Magna Carta exhibition closes after welcoming over 11,000 visitors
The Canadian Museum for Human Rights (CMHR) is getting ready to welcome a new hands‐on exhibit for children next month after bidding farewell to Magna Carta.
"XOXO: An Exhibit About Love and Forgiveness" will open to visitors inside the Museum's new Level 1 Gallery on October 4 and run until January 3, 2016. Through play‐based learning, the exhibit will help kids explore notions of human dignity, respect and equality – concepts that serve as foundations for later human rights learning.
Children will enter a lively, colourful exhibit about feelings. They will play and have fun, act silly, consider what makes them sad, mad and happy, and be encouraged to think about love and forgiveness. The travelling exhibition – appropriate for even the youngest members of the family — was created by the Children's Museum of Pittsburgh with support from the Fetzer Institute.
A media preview of the new exhibition will be held on Friday, October 2 at 10:30 a.m.
XOXO: An Exhibit About Love and Forgiveness will be the second exhibition in the Museum's Level 1 Gallery, a 450‐square‐metre space completed in June 2015 with state‐of‐the‐art technology and climate controls that enable the museum to host exhibits of any size and type.
The first travelling exhibition in the gallery, "Magna Carta: Law, Liberty and Legacy", closed last Friday (September 18) after a five‐week run that welcomed 11,600 visitors to view one of the world's most famous historic charters, alongside some of Canada's most important foundational documents. The exhibition celebrated the 800th anniversary of the great charter that laid the foundation for basic principles of democracy and human rights.
"We began in the past and now move to the future, with a wonderful exhibition aimed at the next generation of human rights defenders," said CMHR president and CEO John Young.
"Development of human rights concepts are for all ages, including the youth. We know they resonate from our school programs and summer day camps. Our new exhibit will give families, daycares and children's groups another reason to visit Canada's new national museum. We hope it will prompt family conversations about how we treat and interact with each other."

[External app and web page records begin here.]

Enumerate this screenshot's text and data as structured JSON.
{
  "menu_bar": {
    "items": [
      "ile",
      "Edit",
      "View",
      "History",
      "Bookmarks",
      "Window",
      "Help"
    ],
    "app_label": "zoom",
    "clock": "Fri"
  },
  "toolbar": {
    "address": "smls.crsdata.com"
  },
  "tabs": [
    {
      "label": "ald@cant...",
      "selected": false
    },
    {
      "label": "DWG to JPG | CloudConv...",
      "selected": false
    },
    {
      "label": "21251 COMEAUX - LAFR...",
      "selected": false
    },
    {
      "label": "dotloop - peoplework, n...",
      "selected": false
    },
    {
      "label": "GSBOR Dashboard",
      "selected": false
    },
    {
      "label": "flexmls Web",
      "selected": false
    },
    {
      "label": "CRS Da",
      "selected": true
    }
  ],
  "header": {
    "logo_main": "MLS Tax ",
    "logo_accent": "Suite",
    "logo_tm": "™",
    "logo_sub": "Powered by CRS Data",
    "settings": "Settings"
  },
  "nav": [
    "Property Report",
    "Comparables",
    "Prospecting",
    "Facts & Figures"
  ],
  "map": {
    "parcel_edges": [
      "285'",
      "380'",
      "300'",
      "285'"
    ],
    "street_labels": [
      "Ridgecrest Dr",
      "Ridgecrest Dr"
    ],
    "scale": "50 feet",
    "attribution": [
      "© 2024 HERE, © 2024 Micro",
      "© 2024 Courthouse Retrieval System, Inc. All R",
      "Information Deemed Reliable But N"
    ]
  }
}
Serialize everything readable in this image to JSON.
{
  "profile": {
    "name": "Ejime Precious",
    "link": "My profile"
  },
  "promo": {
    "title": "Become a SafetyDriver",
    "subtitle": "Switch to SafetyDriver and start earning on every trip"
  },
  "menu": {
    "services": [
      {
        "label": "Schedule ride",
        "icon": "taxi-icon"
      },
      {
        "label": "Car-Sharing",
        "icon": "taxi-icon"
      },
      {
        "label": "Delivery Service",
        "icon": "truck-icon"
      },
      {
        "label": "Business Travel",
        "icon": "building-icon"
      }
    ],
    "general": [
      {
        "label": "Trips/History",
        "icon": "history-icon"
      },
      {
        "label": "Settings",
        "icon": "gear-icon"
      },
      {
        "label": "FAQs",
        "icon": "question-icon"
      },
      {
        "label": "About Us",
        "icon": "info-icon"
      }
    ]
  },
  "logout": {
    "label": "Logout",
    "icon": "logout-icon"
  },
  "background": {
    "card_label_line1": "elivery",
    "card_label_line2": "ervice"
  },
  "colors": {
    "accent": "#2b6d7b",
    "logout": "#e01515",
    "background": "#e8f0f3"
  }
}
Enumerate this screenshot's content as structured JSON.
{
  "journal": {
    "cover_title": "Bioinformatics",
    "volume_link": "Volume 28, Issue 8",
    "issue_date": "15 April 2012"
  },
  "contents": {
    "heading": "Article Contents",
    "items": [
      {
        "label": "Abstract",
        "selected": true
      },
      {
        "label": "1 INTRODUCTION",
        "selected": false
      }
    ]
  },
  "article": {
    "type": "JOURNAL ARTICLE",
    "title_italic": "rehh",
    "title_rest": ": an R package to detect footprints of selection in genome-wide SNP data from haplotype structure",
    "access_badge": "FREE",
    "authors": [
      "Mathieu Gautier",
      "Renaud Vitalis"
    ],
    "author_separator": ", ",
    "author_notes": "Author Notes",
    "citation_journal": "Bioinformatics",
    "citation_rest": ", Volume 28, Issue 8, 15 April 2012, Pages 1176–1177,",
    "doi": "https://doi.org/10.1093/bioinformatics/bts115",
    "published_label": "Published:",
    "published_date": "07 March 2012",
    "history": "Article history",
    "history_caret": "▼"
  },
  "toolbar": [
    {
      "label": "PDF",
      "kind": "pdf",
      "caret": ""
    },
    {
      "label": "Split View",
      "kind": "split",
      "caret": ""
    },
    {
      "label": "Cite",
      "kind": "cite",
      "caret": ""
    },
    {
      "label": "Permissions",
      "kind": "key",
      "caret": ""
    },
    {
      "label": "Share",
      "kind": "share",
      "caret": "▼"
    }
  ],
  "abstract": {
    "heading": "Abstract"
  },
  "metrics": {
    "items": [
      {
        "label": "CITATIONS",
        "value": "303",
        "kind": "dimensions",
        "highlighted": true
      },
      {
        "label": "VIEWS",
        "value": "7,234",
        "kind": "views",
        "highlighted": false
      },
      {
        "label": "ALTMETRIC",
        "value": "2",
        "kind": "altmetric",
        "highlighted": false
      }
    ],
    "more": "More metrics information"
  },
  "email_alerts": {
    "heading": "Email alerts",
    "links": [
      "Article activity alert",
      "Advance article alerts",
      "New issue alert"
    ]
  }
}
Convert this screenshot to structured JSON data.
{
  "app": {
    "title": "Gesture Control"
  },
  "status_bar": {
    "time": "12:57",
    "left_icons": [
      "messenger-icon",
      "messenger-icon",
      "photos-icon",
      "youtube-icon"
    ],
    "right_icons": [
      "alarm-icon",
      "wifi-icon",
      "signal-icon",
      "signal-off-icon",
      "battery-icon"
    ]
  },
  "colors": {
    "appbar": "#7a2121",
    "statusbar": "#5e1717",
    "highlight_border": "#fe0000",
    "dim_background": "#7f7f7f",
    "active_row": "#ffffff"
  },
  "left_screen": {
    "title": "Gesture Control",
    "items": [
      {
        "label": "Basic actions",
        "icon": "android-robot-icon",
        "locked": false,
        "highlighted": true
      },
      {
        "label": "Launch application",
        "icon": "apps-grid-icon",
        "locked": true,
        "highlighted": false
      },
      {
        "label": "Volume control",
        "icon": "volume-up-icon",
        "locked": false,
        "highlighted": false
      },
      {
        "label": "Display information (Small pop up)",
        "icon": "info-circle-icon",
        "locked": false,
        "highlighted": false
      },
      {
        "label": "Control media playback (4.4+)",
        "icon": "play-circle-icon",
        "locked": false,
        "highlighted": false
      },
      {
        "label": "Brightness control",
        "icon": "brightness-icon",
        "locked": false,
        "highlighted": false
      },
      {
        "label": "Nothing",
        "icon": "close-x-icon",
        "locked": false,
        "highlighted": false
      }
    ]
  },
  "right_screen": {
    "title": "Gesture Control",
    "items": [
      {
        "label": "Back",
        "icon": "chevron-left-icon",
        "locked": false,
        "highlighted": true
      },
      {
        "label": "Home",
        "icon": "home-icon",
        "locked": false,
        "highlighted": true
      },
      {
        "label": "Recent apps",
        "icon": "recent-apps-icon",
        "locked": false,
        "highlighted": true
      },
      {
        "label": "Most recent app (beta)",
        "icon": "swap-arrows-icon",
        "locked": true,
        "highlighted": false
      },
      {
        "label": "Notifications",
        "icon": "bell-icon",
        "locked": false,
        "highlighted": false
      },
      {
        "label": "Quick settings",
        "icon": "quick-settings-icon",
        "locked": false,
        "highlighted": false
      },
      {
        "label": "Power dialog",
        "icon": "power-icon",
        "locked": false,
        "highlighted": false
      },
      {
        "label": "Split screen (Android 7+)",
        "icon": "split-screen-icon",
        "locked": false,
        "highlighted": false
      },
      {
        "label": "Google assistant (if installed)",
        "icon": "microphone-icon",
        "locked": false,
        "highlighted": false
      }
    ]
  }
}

An online game connected to the Magna Carta exhibition, developed by the CMHR, will continue to be available through the museum's Web site. The game, called "Making Meaning: Images and Perceptions" is intended to provoke thought and discussion about the way human rights history can be reinforced or distorted.
Magna Carta and its companion document, the Charter of the Forest, were on loan from Durham Cathedral in the United Kingdom in an exhibition tour organized by Magna Carta Canada, developed by Lord Cultural Resources. The exhibition makes its next stop in Toronto's Fort York National Historic Site, starting October 4. The CMHR had developed a unique companion exhibit for the Winnipeg leg of the tour, focused on Canada's own constitutional documents – on loan from Library and Archives Canada — and their connection to rights and freedoms.
The Canadian Museum for Human Rights is the first museum in the world solely dedicated to the evolution, celebration and future of human rights. Using multimedia technology and other innovative approaches, the CMHR creates inspiring encounters with human rights for all ages, in a visitor experience unlike any other.
CMHR media relations manager